* TASK BRIEF: Write the data out again, character for character, with no images.

* GIVEN DATA:
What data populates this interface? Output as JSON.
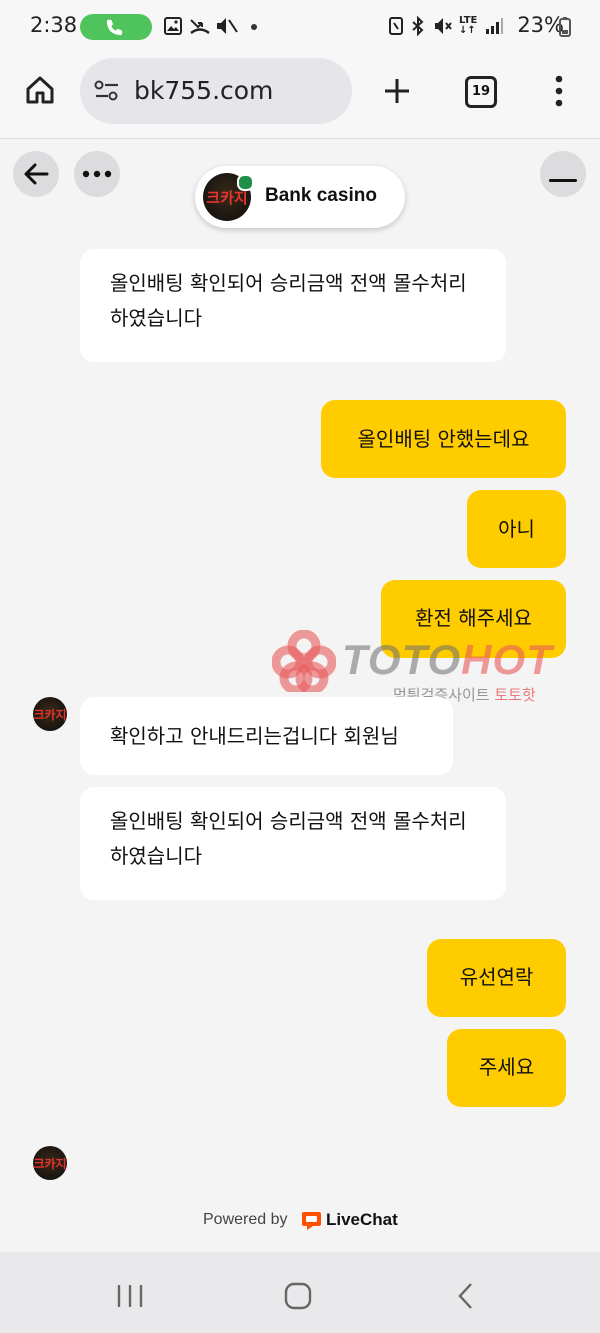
{
  "status_bar": {
    "time": "2:38",
    "battery_text": "23%"
  },
  "browser": {
    "url": "bk755.com",
    "tab_count": "19"
  },
  "chat": {
    "agent_name": "Bank casino",
    "avatar_text": "크카지",
    "messages": [
      {
        "side": "in",
        "text": "올인배팅 확인되어 승리금액 전액 몰수처리 하였습니다"
      },
      {
        "side": "out",
        "text": "올인배팅 안했는데요"
      },
      {
        "side": "out",
        "text": "아니"
      },
      {
        "side": "out",
        "text": "환전 해주세요"
      },
      {
        "side": "in",
        "text": "확인하고 안내드리는겁니다 회원님"
      },
      {
        "side": "in",
        "text": "올인배팅 확인되어 승리금액 전액 몰수처리 하였습니다"
      },
      {
        "side": "out",
        "text": "유선연락"
      },
      {
        "side": "out",
        "text": "주세요"
      }
    ],
    "footer": {
      "powered_by": "Powered by",
      "brand": "LiveChat"
    }
  },
  "watermark": {
    "main_a": "TOTO",
    "main_b": "HOT",
    "sub_a": "먹튀검증사이트 ",
    "sub_b": "토토핫"
  },
  "colors": {
    "bubble_out": "#ffcc00",
    "bubble_in": "#ffffff",
    "online": "#1f8f4a",
    "livechat": "#ff5100"
  }
}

* RESULT FOR THIS EXERCISE:
What data populates this interface? Output as JSON.
{
  "status_bar": {
    "time": "2:38",
    "battery_text": "23%"
  },
  "browser": {
    "url": "bk755.com",
    "tab_count": "19"
  },
  "chat": {
    "agent_name": "Bank casino",
    "avatar_text": "크카지",
    "messages": [
      {
        "side": "in",
        "text": "올인배팅 확인되어 승리금액 전액 몰수처리 하였습니다"
      },
      {
        "side": "out",
        "text": "올인배팅 안했는데요"
      },
      {
        "side": "out",
        "text": "아니"
      },
      {
        "side": "out",
        "text": "환전 해주세요"
      },
      {
        "side": "in",
        "text": "확인하고 안내드리는겁니다 회원님"
      },
      {
        "side": "in",
        "text": "올인배팅 확인되어 승리금액 전액 몰수처리 하였습니다"
      },
      {
        "side": "out",
        "text": "유선연락"
      },
      {
        "side": "out",
        "text": "주세요"
      }
    ],
    "footer": {
      "powered_by": "Powered by",
      "brand": "LiveChat"
    }
  },
  "watermark": {
    "main_a": "TOTO",
    "main_b": "HOT",
    "sub_a": "먹튀검증사이트 ",
    "sub_b": "토토핫"
  },
  "colors": {
    "bubble_out": "#ffcc00",
    "bubble_in": "#ffffff",
    "online": "#1f8f4a",
    "livechat": "#ff5100"
  }
}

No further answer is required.